Purpose: To measure a specific skill or ability and relate the resulting information to career and work. Can measure general knowledge and a wide range of skills or test a very specific area such as musical or clerical ability.
Purpose: To provide information about an individual’s preferences for certain careers, occupational activities, or types of work.
Purpose: To assess general cognitive abilities.
Purpose: To measure learning of general or specific academic skills.
Purpose: To identify students’ disposition towards various types of careers and work to assist in designing a program of career development.
Career Maturity or Employability Tests
Purpose: To assess developmental stages or skills on a continuum.
Purpose: To help identify student readiness to make decisions about adult life by determining strengths and needs related to decision-making and choice-making and accepting responsibilities.
Transition Planning Inventories
Purpose: To help identify students’ goals, awareness, strengths and needs related to various aspects of adult living (employment, postsecondary schooling and training, independent living, interpersonal relationships, and community living). This information is used to create an accurate list of transition goals and steps necessary to attain a satisfying quality of life.
Examples of Informal Transition Assessment Methods
Interviews and Questionnaires
Purpose: To gather information to be used to determine a student’s strengths, needs, preferences, and interests relative to anticipated post-school outcomes.
Direct Observation (Also known as community-based or situational assessment)
Purpose: To gather information within the natural environment (e.g., school, employment, postsecondary, or community setting) about what student can do, what interests/motivates the student, how he/she performs, what supports are needed, etc.
Purpose: To gather information about a student’s performance in a specific curriculum and to develop instructional plans accordingly.
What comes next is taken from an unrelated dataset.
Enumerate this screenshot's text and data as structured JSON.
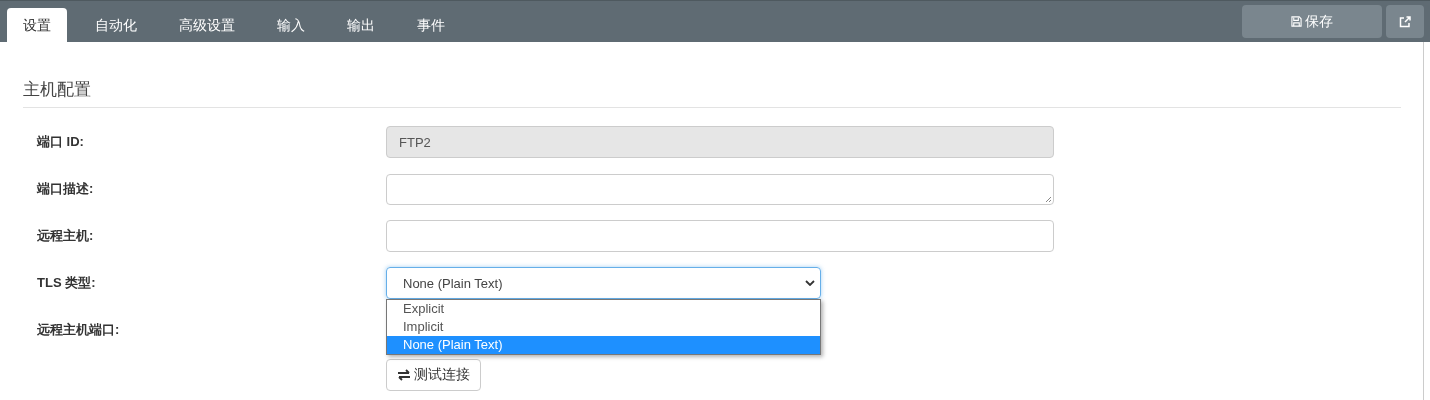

Includes the use of task analyses, work sample analyses, portfolio assessments, and/or criterion-referenced tests.
Environmental Analysis (Also known as ecological assessment and/or job analysis)
Purpose: To carefully examine environments where the student is typically involved in activities as a way to identify types of accommodations that could help the student perform the necessary functions of a particular job.
For more information and examples of tools, visit the National Secondary Transition Technical Assistance (NSTTAC) Age-Appropriate Transition Assessment Toolkit